As The Atlanta Journal-Constitution reported last week, MARTA does not appear to have received a lasting boost in passengers from last spring’s collapse of the I-85 bridge in Atlanta.
Though total MARTA ridership was up slightly in April from the same month the previous year, it was down in May and June. In fact, MARTA ridership is down more than 2 percent in the first six months of 2017 over the same period last year.
MARTA says some passengers have stuck around, though it’s too soon to know for sure how many. One of those is Phyllis Waktins Ratliffe.
The Peachtree Corners woman tells the AJC she rode MARTA occasionally before I-85 went up in flames March 30 – usually to the airport or a Falcons game. But she drove to work, even though her office is next to the Lindbergh MARTA station.
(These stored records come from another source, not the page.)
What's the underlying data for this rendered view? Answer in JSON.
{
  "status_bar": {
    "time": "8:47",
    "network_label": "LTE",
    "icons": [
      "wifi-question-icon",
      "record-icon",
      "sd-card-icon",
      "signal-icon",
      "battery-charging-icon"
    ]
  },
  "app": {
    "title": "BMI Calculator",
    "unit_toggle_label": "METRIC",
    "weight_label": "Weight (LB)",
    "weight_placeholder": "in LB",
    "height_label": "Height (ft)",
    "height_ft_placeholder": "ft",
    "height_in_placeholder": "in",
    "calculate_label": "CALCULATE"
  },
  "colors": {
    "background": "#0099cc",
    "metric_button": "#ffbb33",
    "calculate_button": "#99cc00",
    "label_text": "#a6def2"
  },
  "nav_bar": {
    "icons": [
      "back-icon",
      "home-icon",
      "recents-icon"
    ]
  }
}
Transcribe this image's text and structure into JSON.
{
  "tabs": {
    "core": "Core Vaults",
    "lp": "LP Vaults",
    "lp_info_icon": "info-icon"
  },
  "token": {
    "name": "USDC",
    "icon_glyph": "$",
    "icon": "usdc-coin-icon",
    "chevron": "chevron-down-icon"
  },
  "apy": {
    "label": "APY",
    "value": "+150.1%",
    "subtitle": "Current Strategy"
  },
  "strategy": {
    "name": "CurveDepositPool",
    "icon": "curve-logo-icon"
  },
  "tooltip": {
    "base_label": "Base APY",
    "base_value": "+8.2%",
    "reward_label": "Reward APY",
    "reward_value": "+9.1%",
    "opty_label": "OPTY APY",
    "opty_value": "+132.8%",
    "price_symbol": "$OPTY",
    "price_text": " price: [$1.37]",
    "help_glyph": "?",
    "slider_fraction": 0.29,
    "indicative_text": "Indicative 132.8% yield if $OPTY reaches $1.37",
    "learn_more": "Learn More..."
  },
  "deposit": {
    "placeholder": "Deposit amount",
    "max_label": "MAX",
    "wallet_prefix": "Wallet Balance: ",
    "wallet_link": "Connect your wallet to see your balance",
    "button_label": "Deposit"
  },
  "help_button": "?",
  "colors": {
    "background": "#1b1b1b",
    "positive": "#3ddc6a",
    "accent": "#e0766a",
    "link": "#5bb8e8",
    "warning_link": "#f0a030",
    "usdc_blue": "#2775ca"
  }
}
The reason: She’d have to drive anyway to get to the Doraville station.
Besides, “I have lived in Georgia for a lot of years,” Ratliffe said. “That’s the problem with most of us. We’re not public transportation people.”
That changed when the bridge fire closed I-85 for six weeks. Ratliffe got in the habit of taking MARTA to work and stuck with it when the bridge reopened.
She finds she has a more predictable commute. Driving could take 45 minutes to an hour and a half, depending on traffic. Now it’s a consistent 45 minutes, even with the drive to Doraville.
Ratliffe said the ride is also relaxing. “Once I get on the train, I can write my to-do list for the day,” she said. “I’ve got time to do a little reading. When you’re driving, you can’t do that.”
Such comments must be music to MARTA’s ears. CEO Keith Parker believes ridership will spike again when gas prices start to rise.
You can read more about the MARTA’s efforts to retain customers here.